Page and application data records:
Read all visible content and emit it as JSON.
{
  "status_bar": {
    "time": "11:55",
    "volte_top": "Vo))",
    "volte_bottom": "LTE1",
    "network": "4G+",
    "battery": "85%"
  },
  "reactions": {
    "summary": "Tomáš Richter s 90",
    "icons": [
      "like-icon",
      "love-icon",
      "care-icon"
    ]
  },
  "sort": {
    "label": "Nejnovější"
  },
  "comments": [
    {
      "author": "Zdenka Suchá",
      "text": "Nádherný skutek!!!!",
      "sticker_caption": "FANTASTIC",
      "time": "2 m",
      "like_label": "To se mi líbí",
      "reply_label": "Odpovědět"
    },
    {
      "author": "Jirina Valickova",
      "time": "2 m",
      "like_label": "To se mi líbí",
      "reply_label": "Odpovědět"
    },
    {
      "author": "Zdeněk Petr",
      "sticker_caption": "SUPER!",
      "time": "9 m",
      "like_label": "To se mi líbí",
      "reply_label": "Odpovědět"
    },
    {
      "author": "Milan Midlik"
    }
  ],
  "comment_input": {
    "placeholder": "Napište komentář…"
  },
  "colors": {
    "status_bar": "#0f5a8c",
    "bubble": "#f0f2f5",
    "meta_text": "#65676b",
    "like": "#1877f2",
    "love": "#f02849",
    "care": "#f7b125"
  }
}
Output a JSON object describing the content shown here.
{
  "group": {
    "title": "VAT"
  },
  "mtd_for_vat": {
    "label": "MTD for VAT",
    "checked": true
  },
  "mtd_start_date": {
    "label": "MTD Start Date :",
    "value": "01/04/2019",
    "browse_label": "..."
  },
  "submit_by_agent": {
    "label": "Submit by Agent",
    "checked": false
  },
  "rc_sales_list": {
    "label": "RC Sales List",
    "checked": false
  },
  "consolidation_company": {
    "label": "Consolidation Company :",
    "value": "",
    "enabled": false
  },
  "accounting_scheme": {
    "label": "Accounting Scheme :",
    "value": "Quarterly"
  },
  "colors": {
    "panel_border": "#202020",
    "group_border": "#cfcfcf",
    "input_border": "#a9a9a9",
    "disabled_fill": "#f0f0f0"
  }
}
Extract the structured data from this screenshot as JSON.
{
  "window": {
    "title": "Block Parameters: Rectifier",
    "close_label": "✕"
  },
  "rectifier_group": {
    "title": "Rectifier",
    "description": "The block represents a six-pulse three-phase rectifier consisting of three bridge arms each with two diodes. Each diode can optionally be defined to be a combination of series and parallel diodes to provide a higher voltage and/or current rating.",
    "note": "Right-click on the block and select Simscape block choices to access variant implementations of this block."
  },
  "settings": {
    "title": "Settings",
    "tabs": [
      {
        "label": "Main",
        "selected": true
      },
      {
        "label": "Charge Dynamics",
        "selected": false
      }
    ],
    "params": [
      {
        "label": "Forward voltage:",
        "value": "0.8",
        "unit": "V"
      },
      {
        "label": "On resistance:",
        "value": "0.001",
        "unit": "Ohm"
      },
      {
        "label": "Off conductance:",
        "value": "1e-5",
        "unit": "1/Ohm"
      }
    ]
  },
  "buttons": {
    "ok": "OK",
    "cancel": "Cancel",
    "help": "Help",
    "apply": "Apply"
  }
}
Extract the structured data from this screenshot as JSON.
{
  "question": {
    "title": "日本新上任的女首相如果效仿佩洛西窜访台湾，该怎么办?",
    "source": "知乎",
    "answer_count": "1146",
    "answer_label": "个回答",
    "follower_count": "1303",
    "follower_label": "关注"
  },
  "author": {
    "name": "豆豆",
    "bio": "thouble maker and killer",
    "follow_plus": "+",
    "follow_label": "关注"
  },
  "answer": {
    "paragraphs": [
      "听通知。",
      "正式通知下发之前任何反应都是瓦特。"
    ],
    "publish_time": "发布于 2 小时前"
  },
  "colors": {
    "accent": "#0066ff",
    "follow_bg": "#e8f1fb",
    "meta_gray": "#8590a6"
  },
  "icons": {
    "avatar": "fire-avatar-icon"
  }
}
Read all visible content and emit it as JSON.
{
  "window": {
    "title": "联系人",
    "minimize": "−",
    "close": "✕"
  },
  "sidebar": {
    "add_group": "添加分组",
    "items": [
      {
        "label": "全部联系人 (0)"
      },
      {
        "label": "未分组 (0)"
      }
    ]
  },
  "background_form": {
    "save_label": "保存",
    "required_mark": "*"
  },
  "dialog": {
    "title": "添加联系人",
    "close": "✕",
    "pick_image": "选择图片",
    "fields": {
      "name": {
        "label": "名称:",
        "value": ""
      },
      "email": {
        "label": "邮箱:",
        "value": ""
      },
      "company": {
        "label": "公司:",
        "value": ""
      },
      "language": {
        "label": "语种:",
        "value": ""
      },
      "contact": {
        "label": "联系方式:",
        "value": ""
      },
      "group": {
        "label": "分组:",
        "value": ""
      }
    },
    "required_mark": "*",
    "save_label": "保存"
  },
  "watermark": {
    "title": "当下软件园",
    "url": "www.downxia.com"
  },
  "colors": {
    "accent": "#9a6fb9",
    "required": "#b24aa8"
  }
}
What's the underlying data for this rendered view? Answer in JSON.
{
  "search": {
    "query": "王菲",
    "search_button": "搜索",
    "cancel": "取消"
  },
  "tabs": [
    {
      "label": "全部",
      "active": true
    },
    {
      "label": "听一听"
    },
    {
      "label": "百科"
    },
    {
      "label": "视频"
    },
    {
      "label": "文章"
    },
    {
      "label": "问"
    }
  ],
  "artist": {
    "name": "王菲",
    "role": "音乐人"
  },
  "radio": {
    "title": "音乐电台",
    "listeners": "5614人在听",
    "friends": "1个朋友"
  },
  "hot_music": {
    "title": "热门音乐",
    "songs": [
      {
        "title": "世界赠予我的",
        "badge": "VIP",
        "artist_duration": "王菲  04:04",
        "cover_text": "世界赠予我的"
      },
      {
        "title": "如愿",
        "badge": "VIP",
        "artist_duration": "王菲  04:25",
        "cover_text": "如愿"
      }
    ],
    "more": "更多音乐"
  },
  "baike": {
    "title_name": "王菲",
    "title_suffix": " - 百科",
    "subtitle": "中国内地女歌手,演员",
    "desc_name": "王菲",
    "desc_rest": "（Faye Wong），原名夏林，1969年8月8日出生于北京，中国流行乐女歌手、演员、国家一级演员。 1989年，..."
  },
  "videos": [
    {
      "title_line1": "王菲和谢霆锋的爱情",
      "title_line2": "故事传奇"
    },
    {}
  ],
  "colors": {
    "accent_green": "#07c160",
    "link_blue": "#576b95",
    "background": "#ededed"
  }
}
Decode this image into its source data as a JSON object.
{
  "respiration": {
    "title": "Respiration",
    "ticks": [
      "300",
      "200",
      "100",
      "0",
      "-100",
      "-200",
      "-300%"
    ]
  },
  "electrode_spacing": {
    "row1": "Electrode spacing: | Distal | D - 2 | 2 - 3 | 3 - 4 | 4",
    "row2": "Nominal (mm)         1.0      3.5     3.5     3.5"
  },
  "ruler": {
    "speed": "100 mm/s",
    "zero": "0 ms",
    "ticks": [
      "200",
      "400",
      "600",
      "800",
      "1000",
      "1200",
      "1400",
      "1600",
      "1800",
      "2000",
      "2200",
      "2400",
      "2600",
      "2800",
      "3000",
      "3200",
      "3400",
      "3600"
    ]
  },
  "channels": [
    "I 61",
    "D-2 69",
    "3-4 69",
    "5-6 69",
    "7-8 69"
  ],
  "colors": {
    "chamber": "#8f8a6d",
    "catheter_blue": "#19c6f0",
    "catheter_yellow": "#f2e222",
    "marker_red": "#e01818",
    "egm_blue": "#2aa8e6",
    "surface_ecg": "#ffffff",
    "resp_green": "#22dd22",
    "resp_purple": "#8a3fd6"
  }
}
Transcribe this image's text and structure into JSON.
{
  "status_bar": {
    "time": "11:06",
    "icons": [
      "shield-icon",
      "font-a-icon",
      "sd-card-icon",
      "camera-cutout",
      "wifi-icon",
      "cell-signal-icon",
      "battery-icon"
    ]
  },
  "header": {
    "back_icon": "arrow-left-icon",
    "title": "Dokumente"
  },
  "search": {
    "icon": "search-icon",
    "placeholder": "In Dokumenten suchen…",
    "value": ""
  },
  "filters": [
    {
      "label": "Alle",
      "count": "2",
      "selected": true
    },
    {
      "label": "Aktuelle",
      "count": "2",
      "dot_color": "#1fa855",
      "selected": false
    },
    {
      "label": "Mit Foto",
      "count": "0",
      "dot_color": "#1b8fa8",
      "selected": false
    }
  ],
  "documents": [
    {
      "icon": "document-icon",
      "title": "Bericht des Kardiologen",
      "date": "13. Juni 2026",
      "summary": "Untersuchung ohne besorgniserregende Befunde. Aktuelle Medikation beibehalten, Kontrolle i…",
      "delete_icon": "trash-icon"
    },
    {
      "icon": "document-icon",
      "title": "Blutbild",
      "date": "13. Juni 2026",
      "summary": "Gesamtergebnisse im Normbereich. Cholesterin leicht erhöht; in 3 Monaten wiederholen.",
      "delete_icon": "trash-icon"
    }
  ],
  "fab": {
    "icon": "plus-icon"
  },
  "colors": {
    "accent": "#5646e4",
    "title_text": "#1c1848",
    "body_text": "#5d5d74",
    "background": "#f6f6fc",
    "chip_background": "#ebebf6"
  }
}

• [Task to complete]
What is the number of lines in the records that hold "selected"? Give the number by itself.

• [Result below]
5